Activity: From the entries below, copy each line in which the word "title" occurs.

---- Study material

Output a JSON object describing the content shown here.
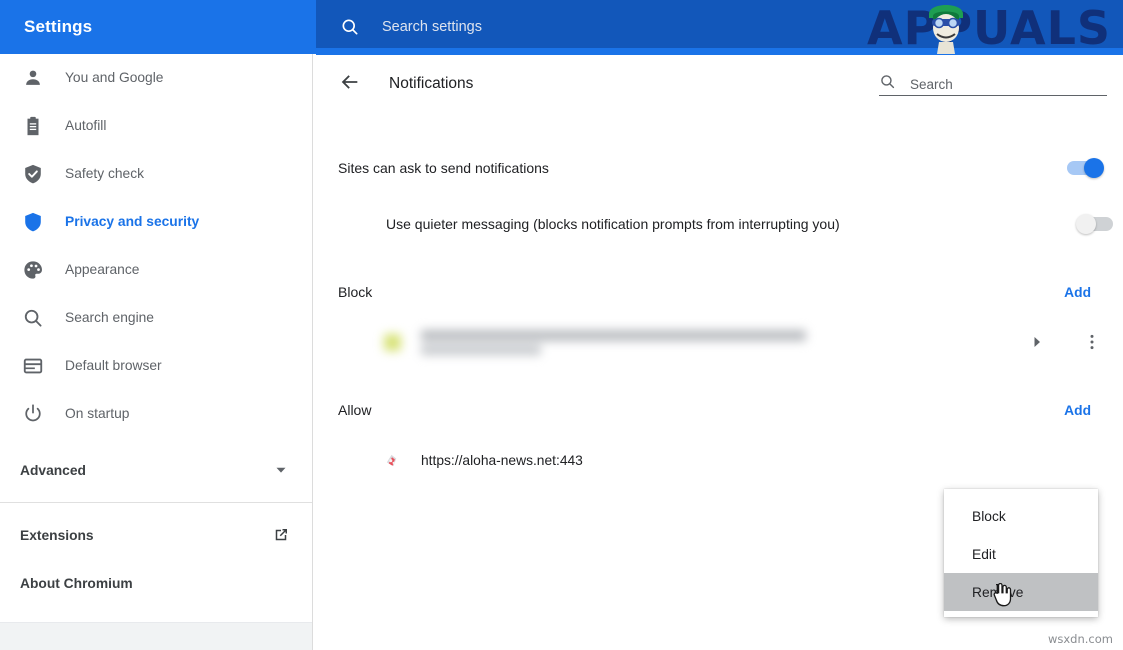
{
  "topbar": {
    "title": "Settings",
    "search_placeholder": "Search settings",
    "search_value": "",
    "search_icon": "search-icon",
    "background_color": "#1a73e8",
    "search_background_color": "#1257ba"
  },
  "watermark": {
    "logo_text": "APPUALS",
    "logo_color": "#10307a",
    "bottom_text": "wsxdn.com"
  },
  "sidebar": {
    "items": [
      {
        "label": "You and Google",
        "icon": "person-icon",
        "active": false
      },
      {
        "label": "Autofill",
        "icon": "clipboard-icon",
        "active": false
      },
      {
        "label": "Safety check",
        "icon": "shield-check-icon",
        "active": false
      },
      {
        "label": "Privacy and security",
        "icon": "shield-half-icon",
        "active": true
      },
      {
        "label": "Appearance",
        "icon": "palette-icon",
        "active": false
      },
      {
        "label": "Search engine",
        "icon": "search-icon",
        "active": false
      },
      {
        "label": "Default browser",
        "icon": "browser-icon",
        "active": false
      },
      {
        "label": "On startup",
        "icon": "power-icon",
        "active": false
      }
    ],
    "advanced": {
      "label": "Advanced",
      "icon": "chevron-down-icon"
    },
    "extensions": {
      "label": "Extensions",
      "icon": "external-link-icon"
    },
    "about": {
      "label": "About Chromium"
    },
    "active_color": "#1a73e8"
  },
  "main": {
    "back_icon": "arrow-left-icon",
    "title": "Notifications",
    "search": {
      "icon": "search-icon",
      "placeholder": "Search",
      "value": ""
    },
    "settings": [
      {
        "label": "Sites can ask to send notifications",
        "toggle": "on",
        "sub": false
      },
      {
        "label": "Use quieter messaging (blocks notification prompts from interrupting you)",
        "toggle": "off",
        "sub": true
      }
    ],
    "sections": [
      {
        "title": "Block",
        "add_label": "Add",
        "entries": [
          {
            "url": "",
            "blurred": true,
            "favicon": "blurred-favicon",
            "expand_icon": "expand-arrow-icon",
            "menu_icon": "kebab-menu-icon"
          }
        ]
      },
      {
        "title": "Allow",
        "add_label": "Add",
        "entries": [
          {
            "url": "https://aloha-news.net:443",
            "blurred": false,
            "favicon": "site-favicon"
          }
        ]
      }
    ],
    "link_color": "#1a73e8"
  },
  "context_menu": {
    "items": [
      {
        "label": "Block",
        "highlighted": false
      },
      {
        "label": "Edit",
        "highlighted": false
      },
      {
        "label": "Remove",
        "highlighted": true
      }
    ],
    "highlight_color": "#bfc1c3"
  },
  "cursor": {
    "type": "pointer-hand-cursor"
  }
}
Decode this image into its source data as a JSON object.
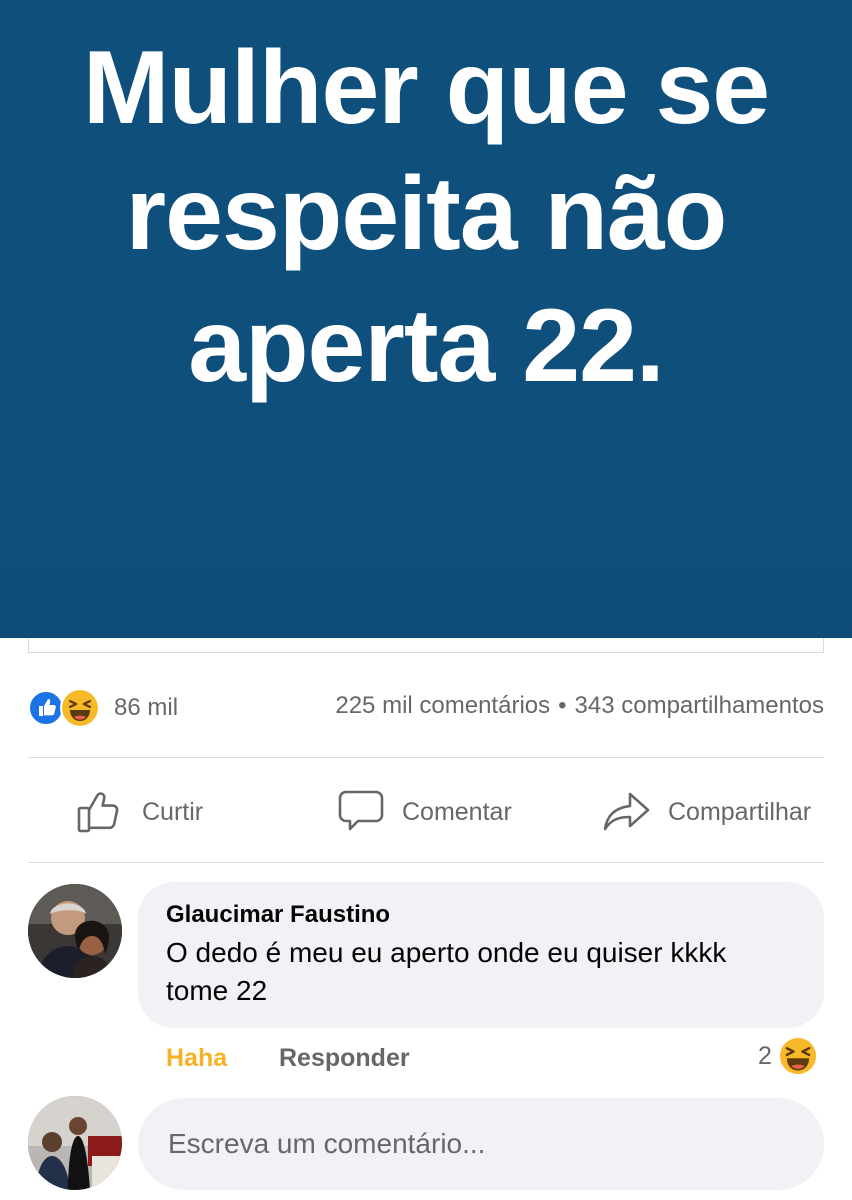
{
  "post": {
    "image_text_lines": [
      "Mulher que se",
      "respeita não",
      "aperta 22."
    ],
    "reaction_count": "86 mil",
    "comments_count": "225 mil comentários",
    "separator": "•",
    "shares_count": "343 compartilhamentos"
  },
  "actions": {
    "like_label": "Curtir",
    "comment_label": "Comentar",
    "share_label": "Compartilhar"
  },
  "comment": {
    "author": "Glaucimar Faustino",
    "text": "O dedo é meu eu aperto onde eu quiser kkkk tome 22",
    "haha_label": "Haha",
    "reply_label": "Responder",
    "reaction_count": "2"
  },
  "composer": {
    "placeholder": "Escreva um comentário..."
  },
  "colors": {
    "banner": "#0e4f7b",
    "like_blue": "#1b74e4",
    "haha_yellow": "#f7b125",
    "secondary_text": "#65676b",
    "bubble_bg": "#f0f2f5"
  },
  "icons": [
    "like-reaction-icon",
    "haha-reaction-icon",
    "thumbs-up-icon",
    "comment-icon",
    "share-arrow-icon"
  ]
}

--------

Result of this exercise:
    "title": "Settings",
    "title": "Notifications",
        "title": "Block",
        "title": "Allow",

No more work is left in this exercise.